the map’s in your soul

“Writing a novel is like driving a car at night. You can only see as far as your headlights, but you can make the whole trip that way.”

I found this quotation about novel-writing from E.L. Doctorow and immediately liked it.

It reminded me of a car journey I once had when I was a PhD student. I had been visiting my mother. I needed to return to Newcastle, but there was a very heavy fog; I didn’t realise how heavy, until I got out of town. My Renault 5 didn’t even have front fog lights, and I had to drive along a little above walking pace, using the headlights on dipped because full beam just reflected straight back on the fog a few metres in front of the car. Luckily, I knew the road extremely well; I had driven it scores of times, most of them very recently, so I knew every twist and bend intimately; I didn’t have to worry about driving off the road, just about other traffic (but I saw none).

That’s not the reason I liked the quote – I like it because it gives hope to me as a would-be writer who hasn’t managed to finish writing a novel in decades. But being reminded of my drive in the fog, and driving at night in general, it occurred to me that there are two ways you can accomplish a journey like this, only able to see the road immediately in front of you. One is to travel a way that you already know intimately, and the other is to use maps. On a country road, outside your home territory, often the only signposts are for villages that you’ve never heard of. To know which of those is the right and which the wrong direction, for your eventual destination, you need a map.

There are many, many books about how to write books. I’ve read quite a few of them in the last couple of years. Those are the maps, in the case of writing a novel; but surely this metaphor works on a much wider scale too. We can think of life’s journey in the same way. Some people (most, I think) never venture far from the kind of life they know, from their parents and friends and other role models (from books, TV, the media). They stick to familiar ground. But for those of us who strike off in a different directions, there is no map. The landscape is personal, interior.

I wasn’t interested in the familiar terrain: university, a lifelong career, heterosexual marriage, child-rearing. At 17, after passing my driving test, I liked the idea of becoming a trucker and driving around Europe. I always wanted to explore. (Luckily, like a lot of teenagers, I was deeply lazy at that age, and allowed myself to be persuaded that going to university would be easier; but the option of heterosexual marriage never came up, and I ditched my career at the age of 37 to become an entrepreneur.)

For those of us pioneering our own personal route, the only map is in our soul (by which I mean the human spirit, not some supernatural dualist stuff). We choose our route by being mindful of our feelings one way or the other. In terms of navigating at night or in thick fog, I suppose this is like dead reckoning, which really means using an internal, mental map when external observations are impossible. Luck is involved, and there must be a willingness to end up in the ‘wrong’ (unexpected) place and make the best of it.
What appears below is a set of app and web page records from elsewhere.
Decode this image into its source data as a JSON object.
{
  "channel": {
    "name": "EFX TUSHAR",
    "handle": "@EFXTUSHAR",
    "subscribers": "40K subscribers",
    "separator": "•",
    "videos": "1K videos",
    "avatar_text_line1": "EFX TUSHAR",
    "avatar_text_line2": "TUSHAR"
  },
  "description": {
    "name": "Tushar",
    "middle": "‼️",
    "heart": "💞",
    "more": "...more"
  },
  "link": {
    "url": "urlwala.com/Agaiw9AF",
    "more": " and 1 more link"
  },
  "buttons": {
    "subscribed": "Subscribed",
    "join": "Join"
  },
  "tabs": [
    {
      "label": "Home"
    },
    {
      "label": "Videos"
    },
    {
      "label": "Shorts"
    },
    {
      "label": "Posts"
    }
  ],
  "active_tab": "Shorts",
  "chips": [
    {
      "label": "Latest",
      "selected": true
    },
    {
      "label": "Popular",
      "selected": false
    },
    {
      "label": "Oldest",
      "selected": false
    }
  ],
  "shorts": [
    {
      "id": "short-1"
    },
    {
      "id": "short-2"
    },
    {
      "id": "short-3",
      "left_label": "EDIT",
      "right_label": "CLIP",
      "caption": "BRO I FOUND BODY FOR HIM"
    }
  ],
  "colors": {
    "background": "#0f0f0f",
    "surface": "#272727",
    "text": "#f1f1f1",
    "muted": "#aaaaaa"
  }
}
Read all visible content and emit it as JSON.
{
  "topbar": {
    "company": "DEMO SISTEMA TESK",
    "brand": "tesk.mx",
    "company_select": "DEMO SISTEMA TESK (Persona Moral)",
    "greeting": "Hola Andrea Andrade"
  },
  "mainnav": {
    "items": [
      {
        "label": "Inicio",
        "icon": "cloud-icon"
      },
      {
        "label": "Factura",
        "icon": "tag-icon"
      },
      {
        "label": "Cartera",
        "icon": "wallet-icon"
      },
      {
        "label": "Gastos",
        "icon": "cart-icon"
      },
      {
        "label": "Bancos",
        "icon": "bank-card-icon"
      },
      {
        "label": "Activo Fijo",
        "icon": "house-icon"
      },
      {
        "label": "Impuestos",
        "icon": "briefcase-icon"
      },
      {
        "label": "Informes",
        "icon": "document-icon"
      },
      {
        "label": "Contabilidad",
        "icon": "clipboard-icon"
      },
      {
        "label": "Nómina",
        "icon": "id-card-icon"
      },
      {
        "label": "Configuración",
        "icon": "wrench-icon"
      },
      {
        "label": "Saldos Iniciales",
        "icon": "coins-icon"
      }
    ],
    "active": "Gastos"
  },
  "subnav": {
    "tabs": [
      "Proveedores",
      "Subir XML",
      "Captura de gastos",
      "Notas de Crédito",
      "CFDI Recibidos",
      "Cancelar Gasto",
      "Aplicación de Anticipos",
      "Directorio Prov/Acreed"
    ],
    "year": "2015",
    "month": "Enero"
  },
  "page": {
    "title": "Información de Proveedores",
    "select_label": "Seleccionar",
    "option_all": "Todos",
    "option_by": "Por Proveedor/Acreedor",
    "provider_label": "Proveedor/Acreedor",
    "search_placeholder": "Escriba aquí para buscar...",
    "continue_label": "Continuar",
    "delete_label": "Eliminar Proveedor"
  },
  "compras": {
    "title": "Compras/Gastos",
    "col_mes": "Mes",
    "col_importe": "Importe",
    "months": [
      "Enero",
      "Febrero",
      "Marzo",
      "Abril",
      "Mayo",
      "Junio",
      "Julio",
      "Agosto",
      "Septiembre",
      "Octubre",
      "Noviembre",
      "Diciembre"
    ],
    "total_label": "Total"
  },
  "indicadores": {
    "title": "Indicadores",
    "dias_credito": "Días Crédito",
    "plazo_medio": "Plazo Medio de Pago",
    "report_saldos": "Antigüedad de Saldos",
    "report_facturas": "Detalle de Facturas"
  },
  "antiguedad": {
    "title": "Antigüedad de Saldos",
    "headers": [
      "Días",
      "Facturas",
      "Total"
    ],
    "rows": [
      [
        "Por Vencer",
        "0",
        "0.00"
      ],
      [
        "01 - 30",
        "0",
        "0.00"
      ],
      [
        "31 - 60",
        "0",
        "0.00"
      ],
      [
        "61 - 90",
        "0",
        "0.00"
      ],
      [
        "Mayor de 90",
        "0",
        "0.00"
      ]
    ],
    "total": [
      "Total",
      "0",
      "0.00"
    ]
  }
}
Nowadays, I positively welcome it when I find myself off my intended course, whether driving or walking. I greet seeing every new place with well, this is interesting. It’s a pleasure to see new places, even very ordinary places, and a privilege to have the time and freedom to explore. Exploring is all I ever really wanted to do.